Broken into sections, different areas include the Summerhouse, the Temple and Pool and Isolde's Tower. There is a staggering variety of all manner of plant life including roses, some found and taken from old walled Irish gardens, the rose's names no longer known.
Everyone I met in Trim, other tourists, my B&B hostess, all asked if I had been to the gardens, telling me I must go and speaking in awe of the place.
With all this, I very much recommend these gardens.
Member Rating 4 out of 5 on February 13, 2001
Kildalkey Road, Trim, County Meath, Ireland
County Meath, Ireland
When I was coming out of a little store in Trim, lying in wait was a teenage girl who approached me trying to bum money. She was perfectly healthy and fit and I told her politely, "no." She then began to whine a little and try to work me harder. What nerve, I couldn't believe it! I had to say, in my most authoritative, loud voice, "I said No!" I was really miffed I had to put up with this, being forced to be a see-you-Next-Tuesday on vacation.
I had to go to another store to get a phone card for my cell phone (see my journal, General Tips for Ireland, Buying a Cell Phone entry). As I was coming out, I saw one of the girl's cohorts trying to get money from a motorcyclist who was at an ATM. Meanwhile, his woman companion, who was halfway down the block watching their motorcycles, had "my" bum standing next to her, while she called out to the man, waving her arms and shaking her head no.
If only all tourists would be like this woman and me. If they wouldn't give money to these roving bums, infecting tourist towns wherever they go, then maybe they would stop their annoying, pathetic behavior.
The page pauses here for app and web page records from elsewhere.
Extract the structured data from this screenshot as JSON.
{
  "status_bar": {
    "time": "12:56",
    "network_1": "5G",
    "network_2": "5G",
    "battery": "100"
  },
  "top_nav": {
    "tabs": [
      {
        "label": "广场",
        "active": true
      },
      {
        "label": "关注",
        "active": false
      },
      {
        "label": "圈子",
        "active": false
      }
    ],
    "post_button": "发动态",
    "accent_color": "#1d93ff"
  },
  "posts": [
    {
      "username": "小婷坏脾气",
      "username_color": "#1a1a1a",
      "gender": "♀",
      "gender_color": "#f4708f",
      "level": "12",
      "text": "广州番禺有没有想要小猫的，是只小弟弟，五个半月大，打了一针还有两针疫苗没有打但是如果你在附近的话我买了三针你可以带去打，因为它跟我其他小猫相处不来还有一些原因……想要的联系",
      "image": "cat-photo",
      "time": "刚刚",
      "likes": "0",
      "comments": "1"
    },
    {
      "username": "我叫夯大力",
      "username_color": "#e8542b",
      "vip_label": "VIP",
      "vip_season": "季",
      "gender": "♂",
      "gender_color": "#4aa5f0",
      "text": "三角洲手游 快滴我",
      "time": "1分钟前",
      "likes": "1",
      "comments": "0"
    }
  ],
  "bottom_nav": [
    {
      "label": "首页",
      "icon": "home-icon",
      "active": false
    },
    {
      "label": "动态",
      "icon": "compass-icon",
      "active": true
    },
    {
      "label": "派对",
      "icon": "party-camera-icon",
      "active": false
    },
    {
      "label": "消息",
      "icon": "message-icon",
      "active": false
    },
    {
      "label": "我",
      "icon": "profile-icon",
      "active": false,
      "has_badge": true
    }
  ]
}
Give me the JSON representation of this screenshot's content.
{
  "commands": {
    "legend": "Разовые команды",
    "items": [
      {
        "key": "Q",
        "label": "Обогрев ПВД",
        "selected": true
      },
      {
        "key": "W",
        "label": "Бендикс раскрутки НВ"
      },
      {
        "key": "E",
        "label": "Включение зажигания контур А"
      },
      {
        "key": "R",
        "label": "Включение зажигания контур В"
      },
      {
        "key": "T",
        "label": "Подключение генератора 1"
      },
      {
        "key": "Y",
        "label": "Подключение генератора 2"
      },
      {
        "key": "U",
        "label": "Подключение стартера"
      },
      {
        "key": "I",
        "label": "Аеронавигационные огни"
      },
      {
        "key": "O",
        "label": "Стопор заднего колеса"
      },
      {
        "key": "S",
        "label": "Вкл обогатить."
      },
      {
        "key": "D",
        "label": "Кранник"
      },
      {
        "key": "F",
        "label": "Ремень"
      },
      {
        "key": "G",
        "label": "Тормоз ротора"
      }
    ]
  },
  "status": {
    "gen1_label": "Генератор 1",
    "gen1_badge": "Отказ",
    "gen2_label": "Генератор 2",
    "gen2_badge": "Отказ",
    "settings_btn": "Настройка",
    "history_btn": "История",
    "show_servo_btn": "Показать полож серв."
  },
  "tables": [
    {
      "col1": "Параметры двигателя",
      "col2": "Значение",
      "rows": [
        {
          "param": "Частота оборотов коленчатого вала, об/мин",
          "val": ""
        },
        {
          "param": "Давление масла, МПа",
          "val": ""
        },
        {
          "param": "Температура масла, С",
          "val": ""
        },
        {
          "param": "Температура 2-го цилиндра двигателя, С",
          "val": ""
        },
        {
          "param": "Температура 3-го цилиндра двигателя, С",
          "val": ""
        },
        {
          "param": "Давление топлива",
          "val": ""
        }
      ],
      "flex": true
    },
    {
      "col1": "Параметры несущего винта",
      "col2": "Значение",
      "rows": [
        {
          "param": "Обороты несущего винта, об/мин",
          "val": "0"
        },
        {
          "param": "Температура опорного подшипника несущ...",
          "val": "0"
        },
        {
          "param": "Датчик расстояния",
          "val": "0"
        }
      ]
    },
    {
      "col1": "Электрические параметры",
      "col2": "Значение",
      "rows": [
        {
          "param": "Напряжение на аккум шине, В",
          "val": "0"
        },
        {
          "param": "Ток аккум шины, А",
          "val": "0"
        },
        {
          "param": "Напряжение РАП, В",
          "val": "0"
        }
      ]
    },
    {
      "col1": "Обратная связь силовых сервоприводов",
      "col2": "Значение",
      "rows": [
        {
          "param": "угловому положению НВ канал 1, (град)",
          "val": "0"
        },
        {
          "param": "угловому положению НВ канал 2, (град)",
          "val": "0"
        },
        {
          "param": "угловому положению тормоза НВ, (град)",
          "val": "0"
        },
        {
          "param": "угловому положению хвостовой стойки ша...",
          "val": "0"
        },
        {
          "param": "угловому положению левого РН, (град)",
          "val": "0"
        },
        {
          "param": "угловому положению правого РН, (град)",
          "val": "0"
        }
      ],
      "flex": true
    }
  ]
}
They go by different names (Tinkers, Travelers, Gypsies), but it's all the same, a name to associate with those who bring your beautiful vacation down a notch.
Orange County, California